### Your task
Each line of the entries that contains the word "tình" adds one. Reply with the resulting number only.

Data for the task section start

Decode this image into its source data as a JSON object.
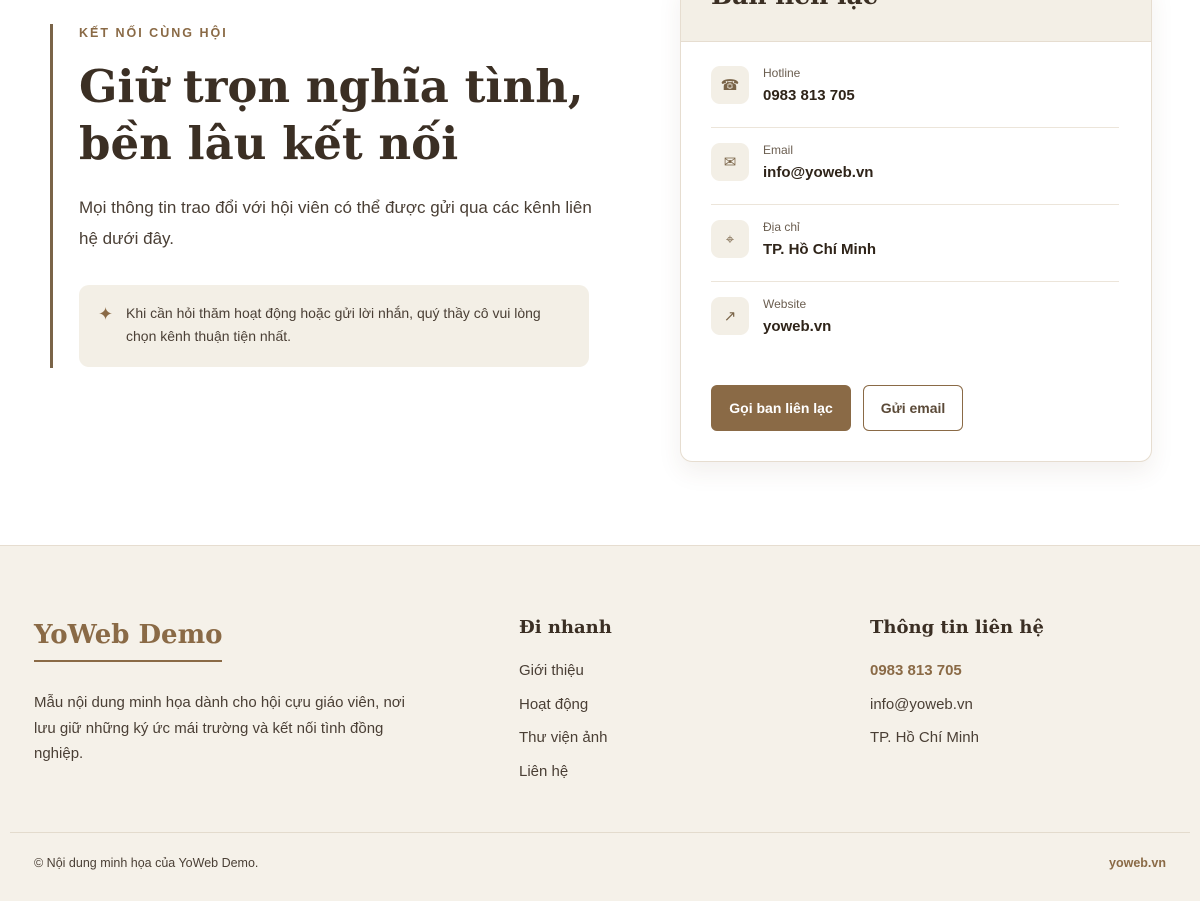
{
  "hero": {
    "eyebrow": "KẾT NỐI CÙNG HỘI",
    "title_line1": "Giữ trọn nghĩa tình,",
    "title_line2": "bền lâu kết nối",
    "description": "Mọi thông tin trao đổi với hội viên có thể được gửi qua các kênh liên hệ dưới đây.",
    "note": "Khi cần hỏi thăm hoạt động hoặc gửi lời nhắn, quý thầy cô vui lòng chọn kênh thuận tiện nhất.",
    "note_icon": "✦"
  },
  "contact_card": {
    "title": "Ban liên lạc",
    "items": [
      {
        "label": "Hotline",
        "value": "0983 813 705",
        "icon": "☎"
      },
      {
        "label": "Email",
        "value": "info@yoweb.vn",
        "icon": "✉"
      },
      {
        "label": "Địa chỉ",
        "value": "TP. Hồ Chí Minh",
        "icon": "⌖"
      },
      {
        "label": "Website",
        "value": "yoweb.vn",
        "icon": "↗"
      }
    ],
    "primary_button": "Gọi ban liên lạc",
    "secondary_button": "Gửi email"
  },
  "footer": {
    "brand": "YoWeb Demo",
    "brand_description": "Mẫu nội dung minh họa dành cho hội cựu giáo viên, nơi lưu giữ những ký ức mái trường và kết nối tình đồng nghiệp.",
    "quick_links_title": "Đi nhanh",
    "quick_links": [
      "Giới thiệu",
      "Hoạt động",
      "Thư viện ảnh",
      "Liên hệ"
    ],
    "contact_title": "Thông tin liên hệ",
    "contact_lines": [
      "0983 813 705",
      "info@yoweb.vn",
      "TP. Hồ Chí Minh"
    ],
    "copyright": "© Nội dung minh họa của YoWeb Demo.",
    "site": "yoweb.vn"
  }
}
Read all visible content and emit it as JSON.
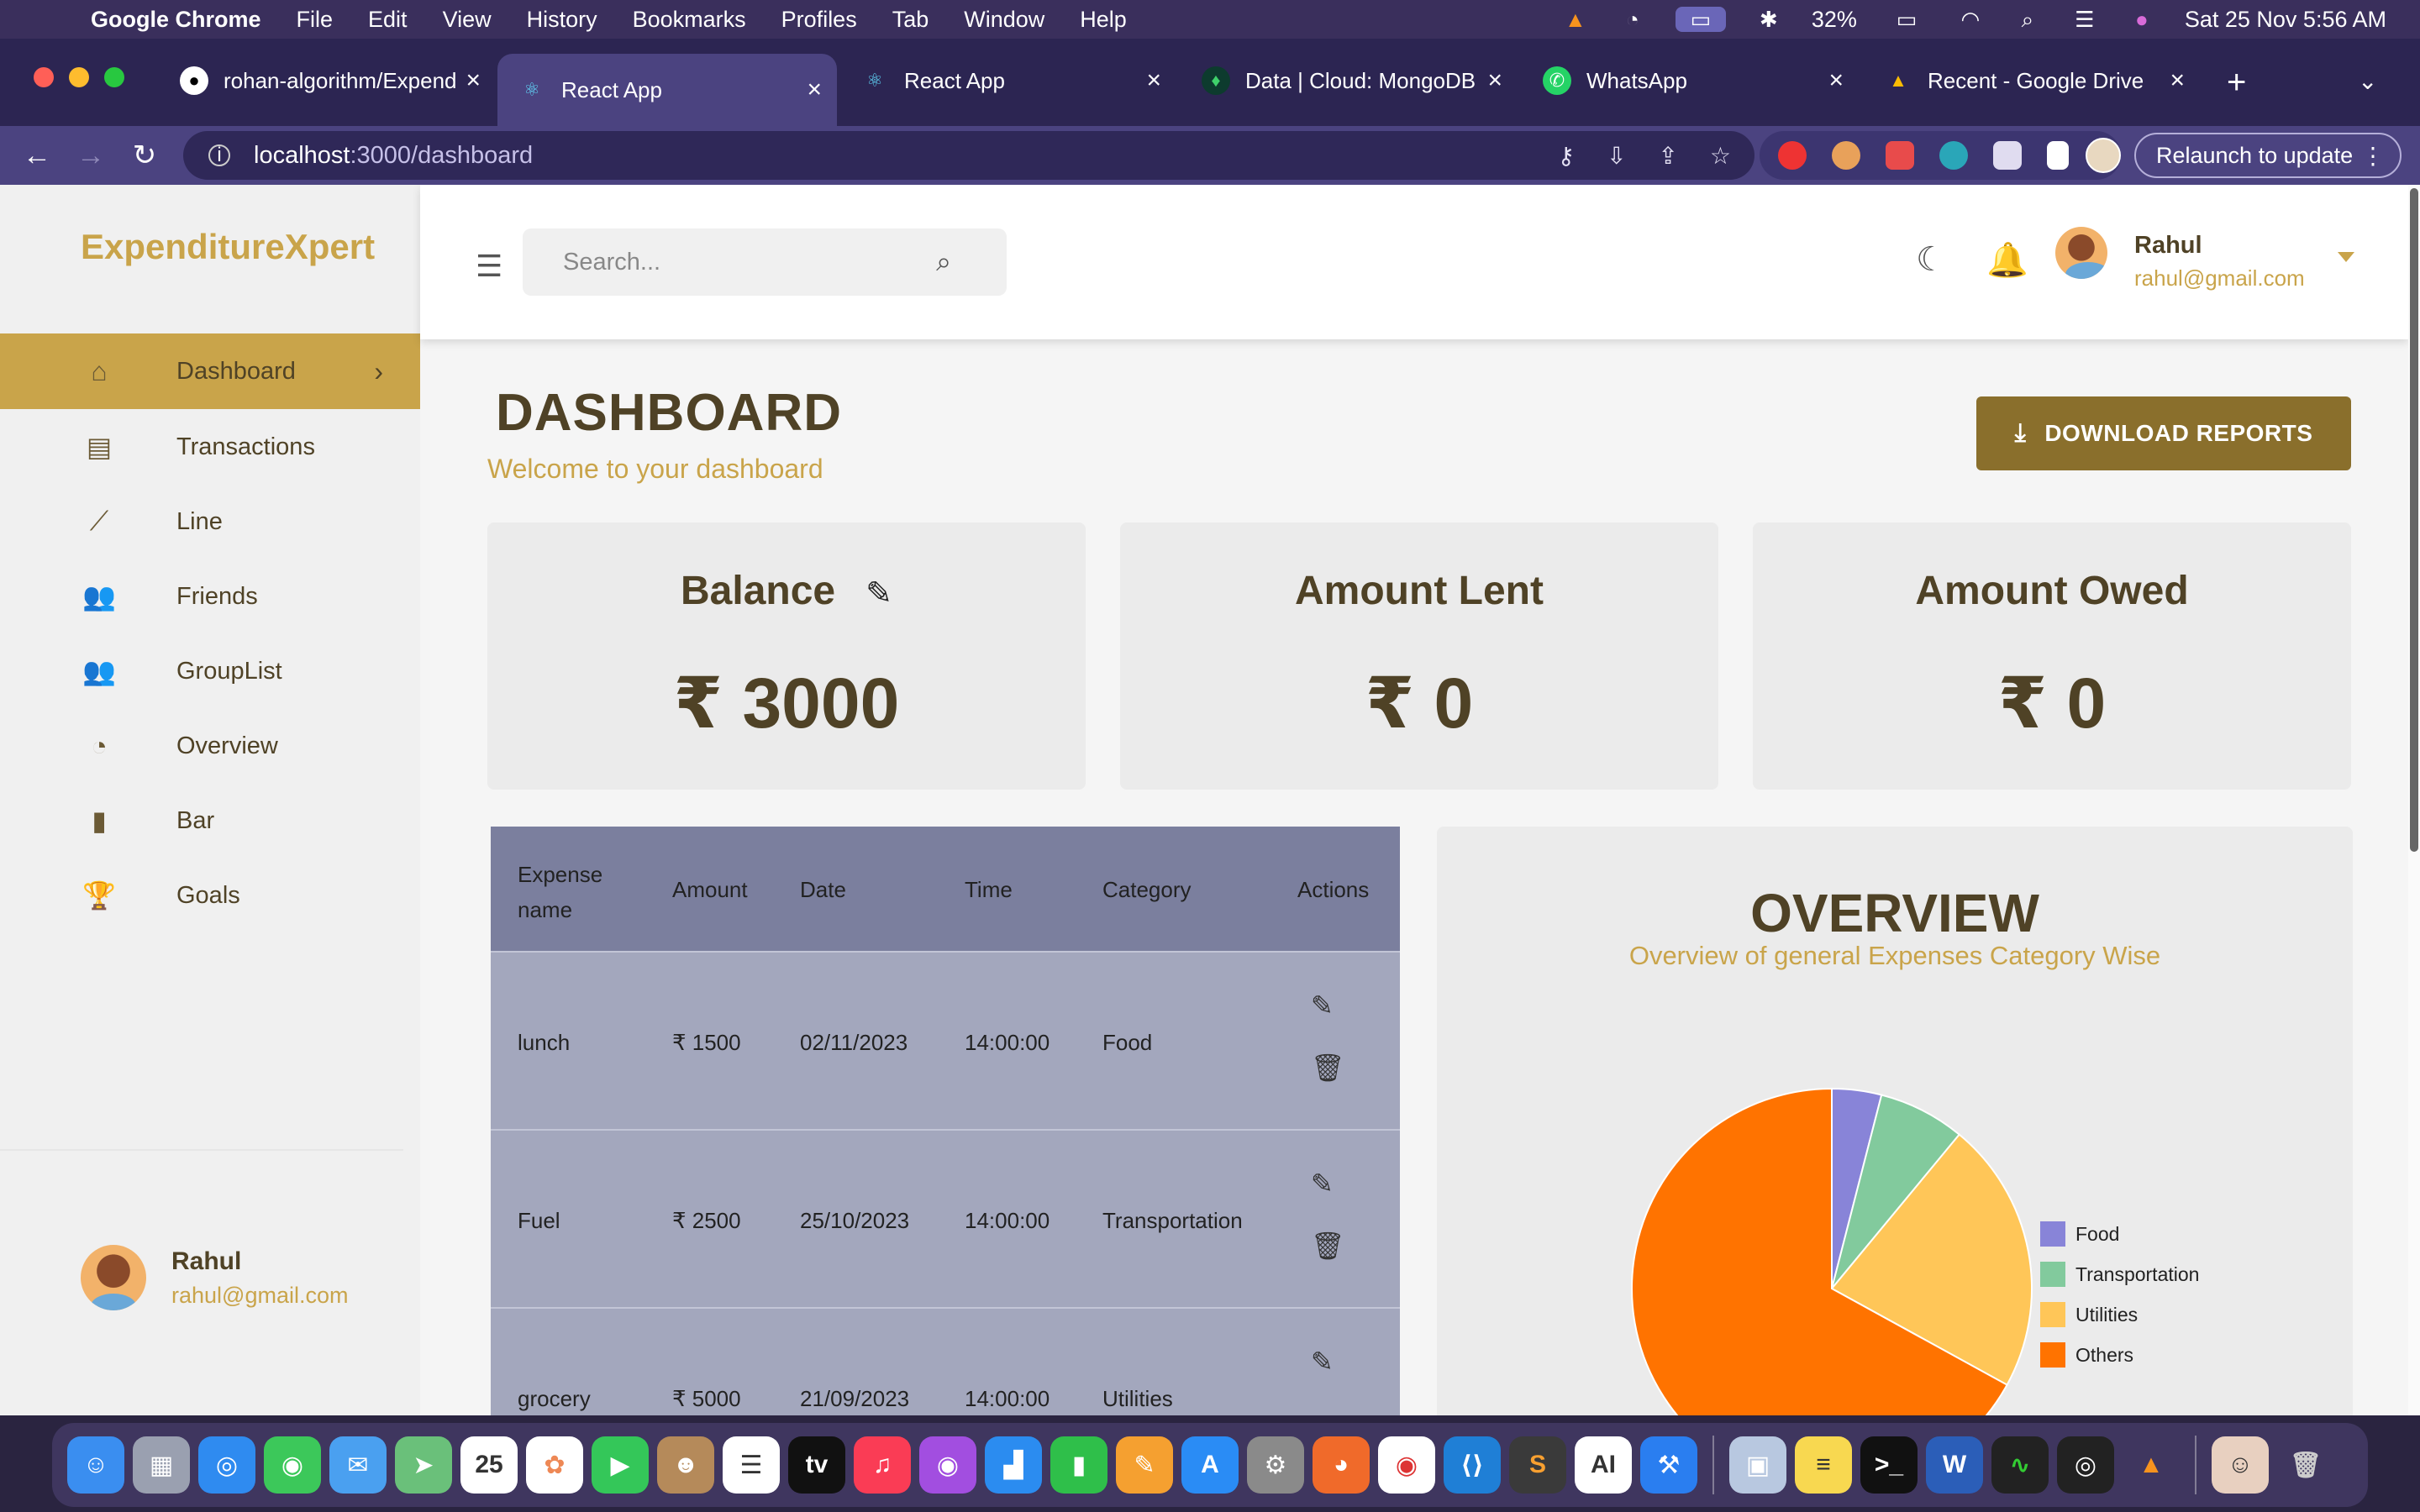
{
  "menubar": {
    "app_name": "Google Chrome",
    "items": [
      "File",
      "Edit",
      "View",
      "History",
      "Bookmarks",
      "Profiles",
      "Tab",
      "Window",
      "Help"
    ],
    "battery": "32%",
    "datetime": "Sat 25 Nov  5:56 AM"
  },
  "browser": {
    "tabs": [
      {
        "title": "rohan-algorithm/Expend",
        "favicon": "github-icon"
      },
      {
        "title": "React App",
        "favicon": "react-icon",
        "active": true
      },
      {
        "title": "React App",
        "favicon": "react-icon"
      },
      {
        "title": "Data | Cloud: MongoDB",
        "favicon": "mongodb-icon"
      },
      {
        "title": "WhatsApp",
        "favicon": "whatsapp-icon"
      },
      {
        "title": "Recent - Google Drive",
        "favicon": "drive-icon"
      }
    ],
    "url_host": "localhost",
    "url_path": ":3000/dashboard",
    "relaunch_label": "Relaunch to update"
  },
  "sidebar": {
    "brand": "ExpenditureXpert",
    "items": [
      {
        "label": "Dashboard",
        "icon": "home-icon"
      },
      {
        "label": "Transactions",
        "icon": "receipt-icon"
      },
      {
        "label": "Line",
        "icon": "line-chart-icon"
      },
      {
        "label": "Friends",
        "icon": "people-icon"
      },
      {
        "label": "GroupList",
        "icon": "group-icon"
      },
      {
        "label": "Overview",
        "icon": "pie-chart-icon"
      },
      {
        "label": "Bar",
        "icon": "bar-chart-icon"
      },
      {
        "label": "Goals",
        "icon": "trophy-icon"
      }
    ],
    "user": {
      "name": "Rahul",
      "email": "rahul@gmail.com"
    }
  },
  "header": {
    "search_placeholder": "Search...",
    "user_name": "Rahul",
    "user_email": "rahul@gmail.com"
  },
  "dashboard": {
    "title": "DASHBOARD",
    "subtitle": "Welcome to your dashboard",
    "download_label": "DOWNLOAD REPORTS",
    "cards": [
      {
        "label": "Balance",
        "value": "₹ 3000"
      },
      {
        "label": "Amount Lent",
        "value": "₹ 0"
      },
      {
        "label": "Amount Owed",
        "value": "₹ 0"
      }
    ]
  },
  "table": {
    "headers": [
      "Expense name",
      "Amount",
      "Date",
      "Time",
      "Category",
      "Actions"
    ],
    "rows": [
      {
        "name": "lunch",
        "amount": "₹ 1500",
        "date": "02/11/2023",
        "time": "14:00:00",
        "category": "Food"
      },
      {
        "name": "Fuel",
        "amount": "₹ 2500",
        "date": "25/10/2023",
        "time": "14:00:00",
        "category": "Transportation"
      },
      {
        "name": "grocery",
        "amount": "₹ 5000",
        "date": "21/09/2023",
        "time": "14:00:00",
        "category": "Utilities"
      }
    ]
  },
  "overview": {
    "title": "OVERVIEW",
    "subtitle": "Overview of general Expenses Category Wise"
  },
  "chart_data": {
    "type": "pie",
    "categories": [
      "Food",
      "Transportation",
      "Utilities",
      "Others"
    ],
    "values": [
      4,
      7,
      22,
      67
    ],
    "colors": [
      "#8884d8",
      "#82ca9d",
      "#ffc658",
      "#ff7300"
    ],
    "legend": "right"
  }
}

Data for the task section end

### Task output
2